Tuesday, January 27, 2015

Getting Your Record Expunged

If you have a criminal record, you're no stranger to the ill effects it can have on your life. Background checks are increasingly common among employers, property owners, and various employment licensing agencies. A new study published by the Office Journal of the American Association of Pediatrics, indicates that around 25% of Americans have been arrested at least once by the age of 23. Even a criminal charge from many years ago can affect your chances of being hired or rented to. For some people, depending on various factors of which we'll discuss here, expungement may be a way to eliminate the hassle that is caused by a criminal record.

What is expungment?

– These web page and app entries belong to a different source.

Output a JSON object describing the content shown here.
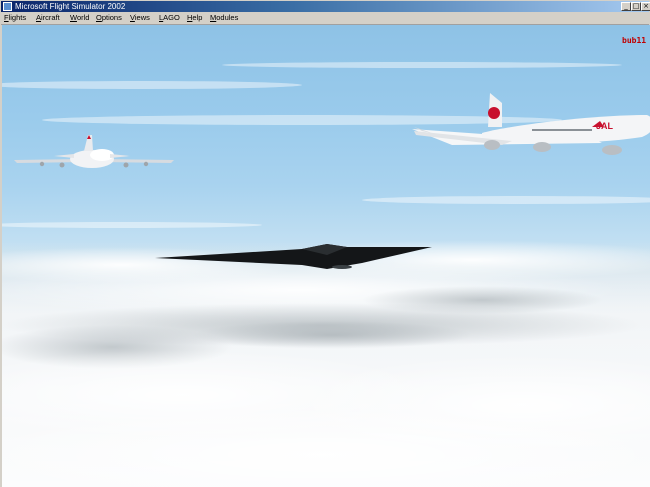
{
  "window": {
    "title": "Microsoft Flight Simulator 2002",
    "controls": {
      "minimize": "_",
      "maximize": "□",
      "close": "×"
    }
  },
  "menubar": {
    "items": [
      {
        "label": "Flights"
      },
      {
        "label": "Aircraft"
      },
      {
        "label": "World"
      },
      {
        "label": "Options"
      },
      {
        "label": "Views"
      },
      {
        "label": "LAGO"
      },
      {
        "label": "Help"
      },
      {
        "label": "Modules"
      }
    ]
  },
  "scene": {
    "watermark": "bub11",
    "airliner_right_livery": "JAL",
    "colors": {
      "sky_top": "#8ec2e6",
      "cloud": "#f4f6f8",
      "bomber": "#141618",
      "airliner_body": "#f2f3f5",
      "jal_red": "#c8102e"
    }
  }
}
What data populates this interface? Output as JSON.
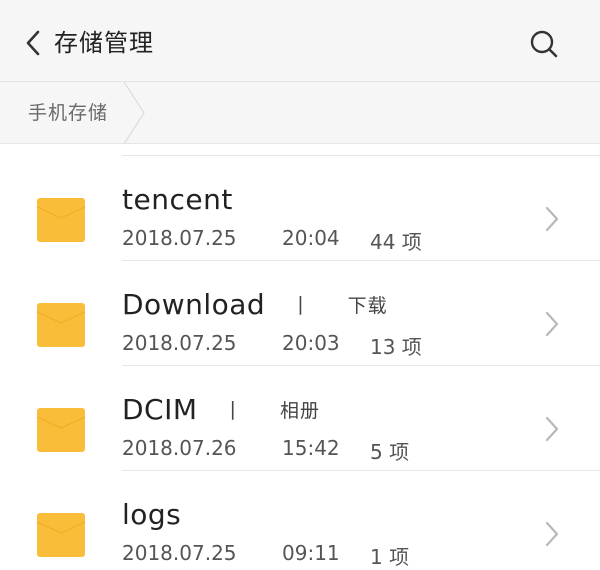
{
  "header": {
    "title": "存储管理",
    "back_icon": "chevron-left-icon",
    "search_icon": "search-icon"
  },
  "breadcrumb": {
    "items": [
      {
        "label": "手机存储"
      }
    ]
  },
  "colors": {
    "folder": "#f9bd3a",
    "folder_flap": "#f2ae22",
    "header_bg": "#f6f6f6",
    "chevron": "#b8b8b8"
  },
  "files": [
    {
      "name": "tencent",
      "separator": "",
      "alias": "",
      "date": "2018.07.25",
      "time": "20:04",
      "count": "44 项",
      "icon": "folder-icon"
    },
    {
      "name": "Download",
      "separator": "|",
      "alias": "下载",
      "date": "2018.07.25",
      "time": "20:03",
      "count": "13 项",
      "icon": "folder-icon"
    },
    {
      "name": "DCIM",
      "separator": "|",
      "alias": "相册",
      "date": "2018.07.26",
      "time": "15:42",
      "count": "5 项",
      "icon": "folder-icon"
    },
    {
      "name": "logs",
      "separator": "",
      "alias": "",
      "date": "2018.07.25",
      "time": "09:11",
      "count": "1 项",
      "icon": "folder-icon"
    }
  ]
}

Expungement refers to a process in which a person with a past criminal record petitions the court to have his/her record sealed (expunged). A sealed record is then unsearchable by the state and federal agencies that provide information for background checks. A person who has had their record expunged would proceed as if the criminal charge or conviction never occurred. Therefore for questions on employment or rental applications that ask if you have a past criminal conviction, it would generally be appropriate to answer 'no'. Generally, the FBI and police officers still have access to your criminal record even after it's expunged.

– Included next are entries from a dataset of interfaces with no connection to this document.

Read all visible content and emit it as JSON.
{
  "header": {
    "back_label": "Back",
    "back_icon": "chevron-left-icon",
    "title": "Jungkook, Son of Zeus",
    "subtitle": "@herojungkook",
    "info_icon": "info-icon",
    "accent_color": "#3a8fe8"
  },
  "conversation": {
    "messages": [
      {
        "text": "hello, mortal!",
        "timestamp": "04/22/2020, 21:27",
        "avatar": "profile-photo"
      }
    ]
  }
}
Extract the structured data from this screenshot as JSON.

The expungment process

Specific processes for expungement will vary from state to state as each state dictates their own expungment laws. A good first step would be to obtain a copy of your criminal record to make sure you know the exact charge(s) that are on it. Usually you can obtain a copy of your criminal record from your local county courthouse or from your local police department. If this is not true for your area, those agencies should be able to direct you to the appropriate place to obtain that information.

After obtaining a copy of your record, you'll need to do some research on the specific expungement statutes and processes in your area. A quick Google search should provide you with results. Paperwork will have to be filed with the court and then a court date will be scheduled. However, don't be fooled into thinking it's a quick and easy process. It is generally advisable to get a lawyer representation as it will increase your chances of success.

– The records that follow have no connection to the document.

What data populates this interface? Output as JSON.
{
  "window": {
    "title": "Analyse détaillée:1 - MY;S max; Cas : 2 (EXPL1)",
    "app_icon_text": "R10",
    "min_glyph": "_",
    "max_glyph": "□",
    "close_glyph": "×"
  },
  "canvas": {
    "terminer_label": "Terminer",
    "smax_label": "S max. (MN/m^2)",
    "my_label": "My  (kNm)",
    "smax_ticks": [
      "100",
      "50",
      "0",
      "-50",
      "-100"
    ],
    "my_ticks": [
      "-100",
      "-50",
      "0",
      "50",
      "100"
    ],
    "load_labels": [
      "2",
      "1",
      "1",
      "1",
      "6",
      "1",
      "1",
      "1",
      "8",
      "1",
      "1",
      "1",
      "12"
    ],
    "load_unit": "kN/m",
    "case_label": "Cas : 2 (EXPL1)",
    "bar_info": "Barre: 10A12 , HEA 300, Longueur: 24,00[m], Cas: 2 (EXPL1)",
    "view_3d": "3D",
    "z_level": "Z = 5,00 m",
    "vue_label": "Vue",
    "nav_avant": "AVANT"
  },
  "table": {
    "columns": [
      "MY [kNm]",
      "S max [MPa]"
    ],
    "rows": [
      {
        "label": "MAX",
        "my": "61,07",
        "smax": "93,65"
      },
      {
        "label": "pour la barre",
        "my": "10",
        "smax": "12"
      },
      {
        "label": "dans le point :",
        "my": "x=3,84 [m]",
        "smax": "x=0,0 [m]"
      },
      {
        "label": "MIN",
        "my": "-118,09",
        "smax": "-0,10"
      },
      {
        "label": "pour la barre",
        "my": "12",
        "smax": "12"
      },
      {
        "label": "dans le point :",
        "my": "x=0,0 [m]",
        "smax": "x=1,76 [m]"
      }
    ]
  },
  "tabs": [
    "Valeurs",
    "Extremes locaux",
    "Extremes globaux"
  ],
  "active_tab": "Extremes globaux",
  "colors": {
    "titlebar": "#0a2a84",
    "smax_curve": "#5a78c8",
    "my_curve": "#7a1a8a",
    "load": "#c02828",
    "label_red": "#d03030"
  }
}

In general it is easier to get an older conviction expunged as opposed to a more recent one. The likelihood that an expungement is granted will also depend on the type and severity of the conviction. You will increase your chances for success if you can show life changes that have occurred since you were charged with the crime. For example, if you were charged with a drug related charge 10 years ago but have since successfully completed treatment and have remained sober since then, you should include that information your petition. Make sure that your petition is thoroughly completed as some states have time limits imposed regarding how long you have to wait to re-petition the court.

If you need to consult a lawyer over a record expungement, please contact. http://www.eLawsuit.com
Article Source: http://EzineArticles.com/?expert=Em_John

Article Source: http://EzineArticles.com/8269033

No comments:

Post a Comment